- [Provided records]
+ + + + + + +
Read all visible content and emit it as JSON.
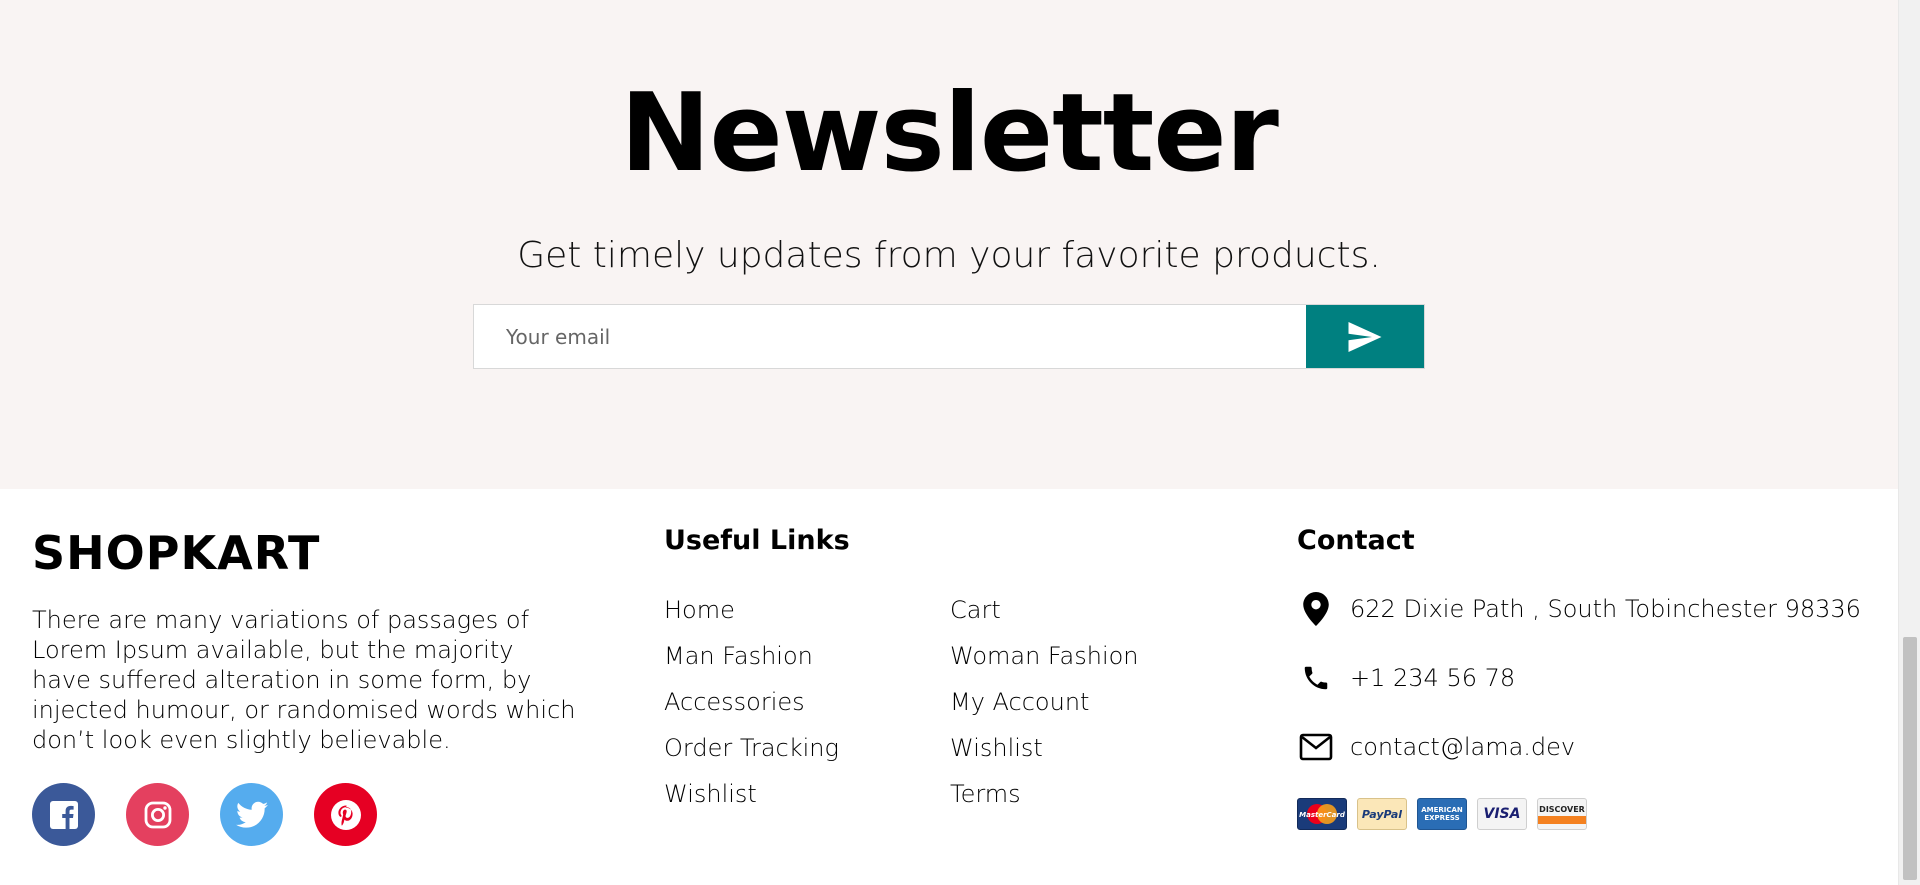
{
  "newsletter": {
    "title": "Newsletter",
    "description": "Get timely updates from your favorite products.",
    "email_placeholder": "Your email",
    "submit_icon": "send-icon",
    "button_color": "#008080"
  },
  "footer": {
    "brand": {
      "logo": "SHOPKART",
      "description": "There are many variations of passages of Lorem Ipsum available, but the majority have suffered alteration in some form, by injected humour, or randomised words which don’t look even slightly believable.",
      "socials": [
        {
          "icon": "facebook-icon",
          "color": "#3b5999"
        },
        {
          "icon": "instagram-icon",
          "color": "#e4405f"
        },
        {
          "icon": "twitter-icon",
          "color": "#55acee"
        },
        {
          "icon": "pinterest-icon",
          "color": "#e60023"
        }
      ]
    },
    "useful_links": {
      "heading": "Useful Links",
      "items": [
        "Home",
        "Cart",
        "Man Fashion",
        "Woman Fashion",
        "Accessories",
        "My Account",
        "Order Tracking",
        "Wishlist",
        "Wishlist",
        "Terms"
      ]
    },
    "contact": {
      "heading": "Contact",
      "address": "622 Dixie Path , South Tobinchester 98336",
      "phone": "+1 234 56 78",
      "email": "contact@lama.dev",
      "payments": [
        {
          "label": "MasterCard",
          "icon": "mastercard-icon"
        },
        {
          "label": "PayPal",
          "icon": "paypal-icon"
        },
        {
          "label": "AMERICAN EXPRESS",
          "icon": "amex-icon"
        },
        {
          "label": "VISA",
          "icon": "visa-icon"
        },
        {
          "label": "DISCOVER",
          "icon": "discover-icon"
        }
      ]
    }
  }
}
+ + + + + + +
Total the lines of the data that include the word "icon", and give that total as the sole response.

10